Line by line, return the data exactly as shown.

■ Data about app and page elements ■
━━━━

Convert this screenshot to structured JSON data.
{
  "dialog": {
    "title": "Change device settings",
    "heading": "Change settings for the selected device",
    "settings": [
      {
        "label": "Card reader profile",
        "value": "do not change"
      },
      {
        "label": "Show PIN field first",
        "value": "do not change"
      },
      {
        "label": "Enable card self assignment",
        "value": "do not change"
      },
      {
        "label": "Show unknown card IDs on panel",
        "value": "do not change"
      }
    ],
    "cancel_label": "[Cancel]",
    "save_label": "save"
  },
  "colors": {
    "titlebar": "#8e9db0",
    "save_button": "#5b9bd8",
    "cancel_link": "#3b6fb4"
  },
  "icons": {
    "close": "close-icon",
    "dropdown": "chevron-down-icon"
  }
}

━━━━

■ WORKED SOLUTION ■
Convert this screenshot to structured JSON data.
{
  "dialog": {
    "title": "Change device settings",
    "heading": "Change settings for the selected device",
    "settings": [
      {
        "label": "Card reader profile",
        "value": "do not change"
      },
      {
        "label": "Show PIN field first",
        "value": "do not change"
      },
      {
        "label": "Enable card self assignment",
        "value": "do not change"
      },
      {
        "label": "Show unknown card IDs on panel",
        "value": "do not change"
      }
    ],
    "cancel_label": "[Cancel]",
    "save_label": "save"
  },
  "colors": {
    "titlebar": "#8e9db0",
    "save_button": "#5b9bd8",
    "cancel_link": "#3b6fb4"
  },
  "icons": {
    "close": "close-icon",
    "dropdown": "chevron-down-icon"
  }
}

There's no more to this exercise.